Antarctica is at the end of the world, a destination of extremes of climate, difficult to reach, but so rewarding for the traveling wildlife and landscape photographer.  The White Continent is unique in belonging to no country, but being shared as a truly special and unique resource.  The first time we went, it was for the wildlife: vast fields of penguins, fur seals and elephant seals, albatrosses.

Chinstrap penguins are among the 7 species of penguins which can be seen in Antarctica and sub-Antarctic islands.
A gentoo penguin in snow-white Antarctica.


Glacier blues and sculptural forms abound in icebergs in Antarctic waters.

What took us back again was the ephemeral light and stark splendor of the landscapes. It seduced us, so much that we’re heading there again soon for our third trip.  What we’ve learned about the ins and outs of travel to Antarctica may help traveling photographers decide if or how to experience it.

The basics

  1. It’s expensive. The price will vary with the length of the trip, cabin type and destinations, but range from $10,000 on up, with most trips being in the $14-25,000 range.
  2. There are no hotels: Essentially all Antarctic travel is by boat, which functions as a floating hotel.
A leopard seal on an ice floe in Antarctica; some excursions will be by Zodiac craft, as seen in the background.


Your first decision is where to go. Most trips suitable for photographers go to the Antarctic peninsula, the land, and islands which extend north from the continent towards the southern tip of South America. In my mind, the first major decision is whether also to go to South Georgia. Because of the distances and logistics involved, many trips these days go EITHER to Antarctica OR South Georgia (usually coupled with the Falklands). Doing both is well worth it if you can manage the expense and time required. Our prior trips are illustrative:

Our first excursion

The first time we went, 15 years ago, our 3-week trip with Lindblad Expeditions/National Geographic began in Santiago, Chile.  We took an included charter flight to the Falkland Islands, where we boarded the boat. From the Falklands, it took two days at sea to reach South Georgia Island. After too few days there, another two days at sea brought us to the Antarctic peninsula. We finished our journey returning by boat to the Falklands and flew back from there. In the cheapest stateroom (opposite the cruise director and from a seasickness point of view, one of the better choices), this trip was under $10,000 each for the nearly three weeks.

Trips like these, including the Antarctic peninsula AND South Georgia, seem to be relatively rare these days.  Undoubtedly, the length of trip and the expense underpin the tendency these days for trips either to go to the peninsula OR to go to the Falkland Islands and South Georgia.

Our second trip
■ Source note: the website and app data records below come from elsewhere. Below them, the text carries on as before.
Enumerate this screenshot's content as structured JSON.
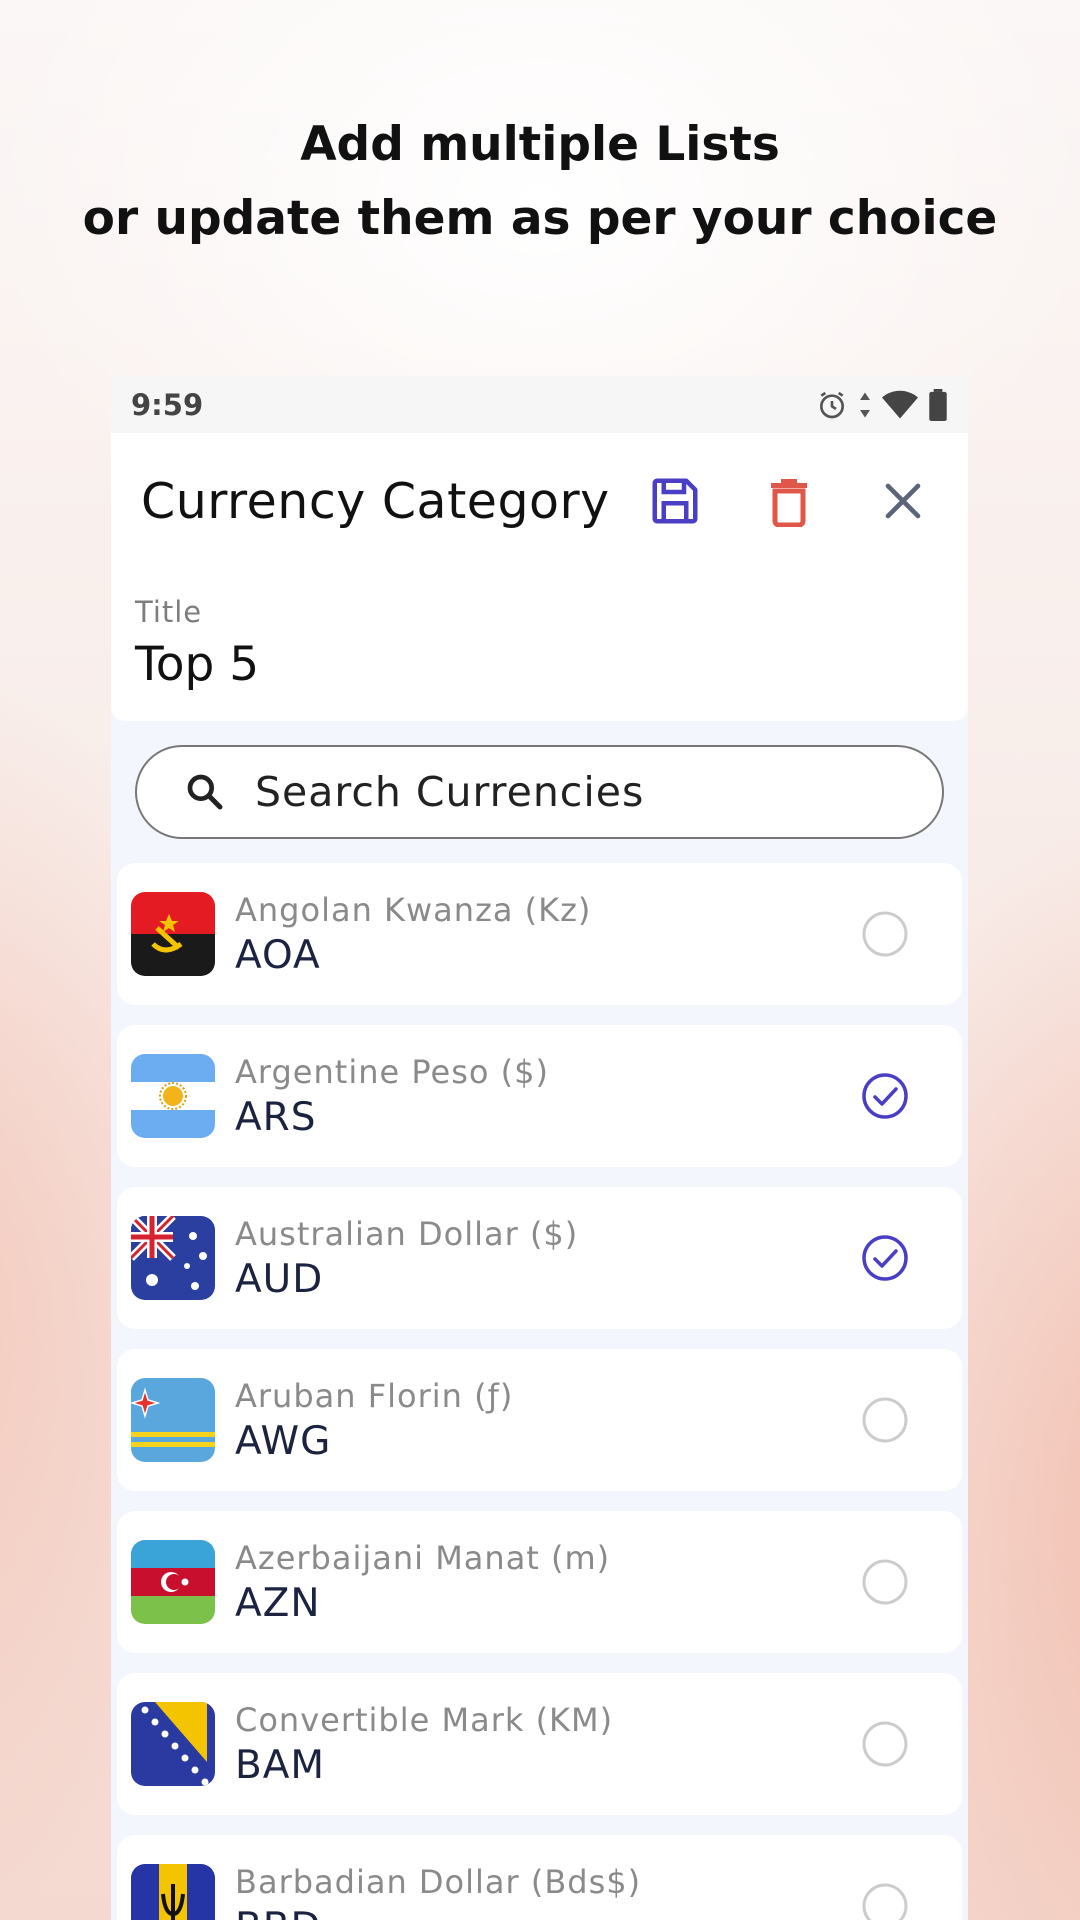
{
  "headline": {
    "line1": "Add multiple Lists",
    "line2": "or update them as per your choice"
  },
  "statusbar": {
    "time": "9:59"
  },
  "appbar": {
    "title": "Currency Category",
    "save_icon": "save-icon",
    "delete_icon": "trash-icon",
    "close_icon": "close-icon"
  },
  "form": {
    "title_label": "Title",
    "title_value": "Top 5"
  },
  "search": {
    "placeholder": "Search Currencies"
  },
  "currencies": [
    {
      "name": "Angolan Kwanza (Kz)",
      "code": "AOA",
      "selected": false
    },
    {
      "name": "Argentine Peso ($)",
      "code": "ARS",
      "selected": true
    },
    {
      "name": "Australian Dollar ($)",
      "code": "AUD",
      "selected": true
    },
    {
      "name": "Aruban Florin (ƒ)",
      "code": "AWG",
      "selected": false
    },
    {
      "name": "Azerbaijani Manat (m)",
      "code": "AZN",
      "selected": false
    },
    {
      "name": "Convertible Mark (KM)",
      "code": "BAM",
      "selected": false
    },
    {
      "name": "Barbadian Dollar (Bds$)",
      "code": "BBD",
      "selected": false
    }
  ],
  "colors": {
    "accent": "#4a3fc4",
    "delete": "#e0574a",
    "close": "#5b6478",
    "unchecked": "#cccccc"
  }
}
By the time of our second trip, three years ago, another option had emerged: Flying to Antarctica.  This sounds irresistible, trading two days at sea for a 2-hour flight to King George Island, where the boat will be waiting. This is a nice option, but there are caveats. On our trip, the second of two identical trips organized by Luminous Landscape, the trip immediately preceding ours never made it to Antarctica. It wasn’t for lack of trying, but the fog and weather windows never permitted the group to land. That’s the exception, but it can happen. As for the 2-hour flight, it may well consume an entire day, as ours did. This isn’t an ordinary commercial flight that leaves at a scheduled hour, weather permitting. In flying to Antarctica, the weather permitting part of the equation dominates. It would be fairer to say the exchange is two days at sea vs. one day accomplishing a 2-hour flight. For the very prone to seasickness, this may still be an attractive option.
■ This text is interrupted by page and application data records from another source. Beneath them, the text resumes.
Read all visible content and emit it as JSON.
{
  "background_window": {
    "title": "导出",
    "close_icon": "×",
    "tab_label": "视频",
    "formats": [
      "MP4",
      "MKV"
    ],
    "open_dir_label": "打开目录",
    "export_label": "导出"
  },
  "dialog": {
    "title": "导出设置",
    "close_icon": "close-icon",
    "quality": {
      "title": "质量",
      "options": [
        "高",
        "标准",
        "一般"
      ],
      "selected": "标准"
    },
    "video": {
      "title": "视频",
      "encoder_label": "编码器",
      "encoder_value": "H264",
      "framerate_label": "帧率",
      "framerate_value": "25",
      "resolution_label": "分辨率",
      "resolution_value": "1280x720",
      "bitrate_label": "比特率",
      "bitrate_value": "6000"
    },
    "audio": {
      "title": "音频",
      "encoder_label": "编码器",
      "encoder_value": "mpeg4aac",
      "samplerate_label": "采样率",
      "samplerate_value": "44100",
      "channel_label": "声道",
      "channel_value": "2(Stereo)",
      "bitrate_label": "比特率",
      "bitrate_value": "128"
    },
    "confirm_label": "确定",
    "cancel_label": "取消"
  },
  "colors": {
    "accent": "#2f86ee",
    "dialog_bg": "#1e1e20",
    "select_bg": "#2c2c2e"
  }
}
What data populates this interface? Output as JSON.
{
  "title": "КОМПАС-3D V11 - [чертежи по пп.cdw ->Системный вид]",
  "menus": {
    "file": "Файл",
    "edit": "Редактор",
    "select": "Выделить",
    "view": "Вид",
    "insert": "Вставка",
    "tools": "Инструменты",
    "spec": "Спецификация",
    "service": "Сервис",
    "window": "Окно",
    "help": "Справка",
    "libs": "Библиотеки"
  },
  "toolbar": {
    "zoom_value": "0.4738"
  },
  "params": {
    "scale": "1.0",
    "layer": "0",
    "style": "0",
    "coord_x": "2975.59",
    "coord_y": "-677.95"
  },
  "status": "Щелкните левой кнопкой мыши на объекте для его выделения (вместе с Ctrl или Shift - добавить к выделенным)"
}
This trip was about $12,000 each but was only for one week. With travel time, we only had four full days on the peninsula, which was wonderful, but felt a day too short for me. I should also point out that the cost for most of the other passengers in double cabins was $14,000.  Sharing a room with a friend in one of the few triples saved us each $2000, just about paying for our follow-up trip the next week to Patagonia.
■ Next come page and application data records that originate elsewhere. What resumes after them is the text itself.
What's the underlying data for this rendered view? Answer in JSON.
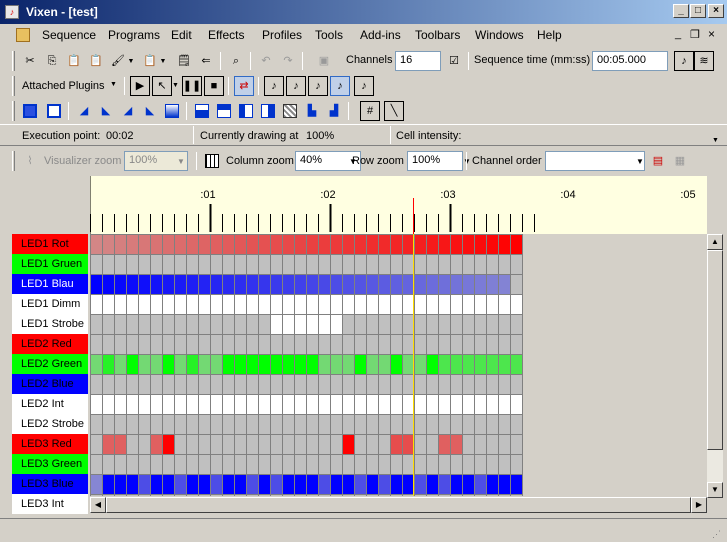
{
  "window": {
    "app_icon": "vixen-app-icon",
    "title": "Vixen - [test]",
    "caption_buttons": [
      "minimize-icon",
      "maximize-icon",
      "close-icon"
    ]
  },
  "menu": {
    "items": [
      "Sequence",
      "Programs",
      "Edit",
      "Effects",
      "Profiles",
      "Tools",
      "Add-ins",
      "Toolbars",
      "Windows",
      "Help"
    ],
    "mdi_buttons": [
      "mdi-minimize-icon",
      "mdi-restore-icon",
      "mdi-close-icon"
    ]
  },
  "toolbar1": {
    "icons": [
      "cut-icon",
      "copy-icon",
      "paste-icon",
      "paste-special-icon",
      "paint-icon",
      "paste-dropdown-icon",
      "clipboard-icon",
      "undo-export-icon",
      "find-icon",
      "undo-icon",
      "redo-icon",
      "save-icon"
    ],
    "channels_label": "Channels",
    "channels_value": "16",
    "sequence_time_label": "Sequence time (mm:ss)",
    "sequence_time_value": "00:05.000"
  },
  "toolbar2": {
    "attached_plugins_label": "Attached Plugins",
    "icons": [
      "play-icon",
      "play-from-point-icon",
      "pause-icon",
      "stop-icon",
      "toggle-playback-icon",
      "music-note-1-icon",
      "music-note-2-icon",
      "music-note-3-icon",
      "music-note-4-icon",
      "music-note-5-icon"
    ]
  },
  "toolbar3": {
    "icons": [
      "on-icon",
      "off-icon",
      "ramp-up-icon",
      "ramp-down-icon",
      "partial-ramp-up-icon",
      "partial-ramp-down-icon",
      "fade-icon",
      "shimmer-icon",
      "sparkle-icon",
      "random-icon",
      "intensity-icon",
      "mask-icon",
      "spectrum-icon",
      "levels-icon",
      "hash-icon",
      "draw-icon"
    ]
  },
  "status": {
    "execution_point_label": "Execution point:",
    "execution_point_value": "00:02",
    "drawing_label": "Currently drawing at",
    "drawing_value": "100%",
    "cell_intensity_label": "Cell intensity:",
    "cell_intensity_value": ""
  },
  "zoom": {
    "visualizer_label": "Visualizer zoom",
    "visualizer_value": "100%",
    "column_label": "Column zoom",
    "column_value": "40%",
    "row_label": "Row zoom",
    "row_value": "100%",
    "channel_order_label": "Channel order",
    "channel_order_value": ""
  },
  "timeline": {
    "time_labels": [
      ":01",
      ":02",
      ":03",
      ":04",
      ":05"
    ],
    "marker_color": "#ff0000",
    "cursor_color": "#ffdd00"
  },
  "channels": [
    {
      "name": "LED1 Rot",
      "color": "#ff0000",
      "label_color": "#000000",
      "cells": [
        30,
        32,
        34,
        36,
        38,
        40,
        42,
        44,
        46,
        48,
        50,
        52,
        54,
        56,
        58,
        60,
        62,
        64,
        66,
        68,
        70,
        72,
        74,
        76,
        78,
        80,
        82,
        84,
        86,
        88,
        90,
        92,
        94,
        96,
        98,
        100
      ]
    },
    {
      "name": "LED1 Gruen",
      "color": "#00ff00",
      "label_color": "#000000",
      "cells": [
        0,
        0,
        0,
        0,
        0,
        0,
        0,
        0,
        0,
        0,
        0,
        0,
        0,
        0,
        0,
        0,
        0,
        0,
        0,
        0,
        0,
        0,
        0,
        0,
        0,
        0,
        0,
        0,
        0,
        0,
        0,
        0,
        0,
        0,
        0,
        0
      ]
    },
    {
      "name": "LED1 Blau",
      "color": "#0000ff",
      "label_color": "#ffffff",
      "cells": [
        100,
        98,
        96,
        94,
        92,
        90,
        88,
        86,
        84,
        82,
        80,
        78,
        76,
        74,
        72,
        70,
        68,
        66,
        64,
        62,
        60,
        58,
        56,
        54,
        52,
        50,
        48,
        46,
        44,
        42,
        40,
        38,
        36,
        34,
        32,
        0
      ]
    },
    {
      "name": "LED1 Dimm",
      "color": "#ffffff",
      "label_color": "#000000",
      "cells": [
        100,
        100,
        100,
        100,
        100,
        100,
        100,
        100,
        100,
        100,
        100,
        100,
        100,
        100,
        100,
        100,
        100,
        100,
        100,
        100,
        100,
        100,
        100,
        100,
        100,
        100,
        100,
        100,
        100,
        100,
        100,
        100,
        100,
        100,
        100,
        100
      ]
    },
    {
      "name": "LED1 Strobe",
      "color": "#ffffff",
      "label_color": "#000000",
      "cells": [
        0,
        0,
        0,
        0,
        0,
        0,
        0,
        0,
        0,
        0,
        0,
        0,
        0,
        0,
        0,
        100,
        100,
        100,
        100,
        100,
        100,
        0,
        0,
        0,
        0,
        0,
        0,
        0,
        0,
        0,
        0,
        0,
        0,
        0,
        0,
        0
      ]
    },
    {
      "name": "LED2 Red",
      "color": "#ff0000",
      "label_color": "#000000",
      "cells": [
        0,
        0,
        0,
        0,
        0,
        0,
        0,
        0,
        0,
        0,
        0,
        0,
        0,
        0,
        0,
        0,
        0,
        0,
        0,
        0,
        0,
        0,
        0,
        0,
        0,
        0,
        0,
        0,
        0,
        0,
        0,
        0,
        0,
        0,
        0,
        0
      ]
    },
    {
      "name": "LED2 Green",
      "color": "#00ff00",
      "label_color": "#000000",
      "cells": [
        40,
        80,
        40,
        100,
        40,
        40,
        100,
        40,
        80,
        40,
        40,
        100,
        100,
        100,
        100,
        100,
        100,
        100,
        100,
        40,
        40,
        40,
        100,
        40,
        40,
        100,
        40,
        40,
        100,
        60,
        60,
        60,
        60,
        60,
        60,
        60
      ]
    },
    {
      "name": "LED2 Blue",
      "color": "#0000ff",
      "label_color": "#000000",
      "cells": [
        0,
        0,
        0,
        0,
        0,
        0,
        0,
        0,
        0,
        0,
        0,
        0,
        0,
        0,
        0,
        0,
        0,
        0,
        0,
        0,
        0,
        0,
        0,
        0,
        0,
        0,
        0,
        0,
        0,
        0,
        0,
        0,
        0,
        0,
        0,
        0
      ]
    },
    {
      "name": "LED2 Int",
      "color": "#ffffff",
      "label_color": "#000000",
      "cells": [
        100,
        100,
        100,
        100,
        100,
        100,
        100,
        100,
        100,
        100,
        100,
        100,
        100,
        100,
        100,
        100,
        100,
        100,
        100,
        100,
        100,
        100,
        100,
        100,
        100,
        100,
        100,
        100,
        100,
        100,
        100,
        100,
        100,
        100,
        100,
        100
      ]
    },
    {
      "name": "LED2 Strobe",
      "color": "#ffffff",
      "label_color": "#000000",
      "cells": [
        0,
        0,
        0,
        0,
        0,
        0,
        0,
        0,
        0,
        0,
        0,
        0,
        0,
        0,
        0,
        0,
        0,
        0,
        0,
        0,
        0,
        0,
        0,
        0,
        0,
        0,
        0,
        0,
        0,
        0,
        0,
        0,
        0,
        0,
        0,
        0
      ]
    },
    {
      "name": "LED3 Red",
      "color": "#ff0000",
      "label_color": "#000000",
      "cells": [
        0,
        50,
        50,
        0,
        0,
        50,
        100,
        0,
        0,
        0,
        0,
        0,
        0,
        0,
        0,
        0,
        0,
        0,
        0,
        0,
        0,
        100,
        0,
        0,
        0,
        60,
        60,
        0,
        0,
        50,
        50,
        0,
        0,
        0,
        0,
        0
      ]
    },
    {
      "name": "LED3 Green",
      "color": "#00ff00",
      "label_color": "#000000",
      "cells": [
        0,
        0,
        0,
        0,
        0,
        0,
        0,
        0,
        0,
        0,
        0,
        0,
        0,
        0,
        0,
        0,
        0,
        0,
        0,
        0,
        0,
        0,
        0,
        0,
        0,
        0,
        0,
        0,
        0,
        0,
        0,
        0,
        0,
        0,
        0,
        0
      ]
    },
    {
      "name": "LED3 Blue",
      "color": "#0000ff",
      "label_color": "#000000",
      "cells": [
        30,
        100,
        100,
        100,
        60,
        100,
        100,
        60,
        100,
        100,
        60,
        100,
        100,
        60,
        100,
        60,
        100,
        100,
        100,
        60,
        100,
        100,
        60,
        100,
        60,
        100,
        100,
        60,
        100,
        60,
        100,
        100,
        60,
        100,
        100,
        100
      ]
    },
    {
      "name": "LED3 Int",
      "color": "#ffffff",
      "label_color": "#000000",
      "cells": [
        0,
        0,
        0,
        0,
        0,
        0,
        0,
        0,
        0,
        0,
        0,
        0,
        0,
        0,
        0,
        0,
        0,
        0,
        0,
        0,
        0,
        0,
        0,
        0,
        0,
        0,
        0,
        0,
        0,
        0,
        0,
        0,
        0,
        0,
        0,
        0
      ]
    }
  ],
  "grid": {
    "empty_cell_color": "#c0c0c0",
    "grid_line_color": "#808080",
    "ruler_background": "#ffffe1"
  }
}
Your home away from home in Antarctica: An expedition ship with an ice-strengthened hull. This is Neko Harbor; the patch of rock and soil without snow is a gentoo penguin colony.

Our current voyage

This upcoming trip is for three weeks, including the Falklands, South Georgia and the Antarctic peninsula. It is an all-suite boat, starting at $21,500 per person in double cabins and ranging up to over $37,000 for increasingly more sumptuous suites. There are a few triples, so we’re buddying up again with our stalwart travel companion. In a triple, our tariff is $16,000 per person. We booked 1.5 years before and received a 10% early booking discount, bringing our cost per person down to the relative bargain price of $14,400 each, saving Steve and me $10,000 and our friend $5000, as well as the potential pain of roommate potluck (at least he knows what he’s getting into!).

After our second trip, we yearned for more time at the peninsula AND a return to South Georgia. Time and money aside, they are both splendid and worthy of the considerable effort required to experience them.

In a follow-up post, we’ll compare specific trips geared to photographers as to cost, destinations (how much time and where) and logistics.

Close-up encounters with wildlife, like this Weddell seal sprawled on an ice floe, are a major lure of Antarctica.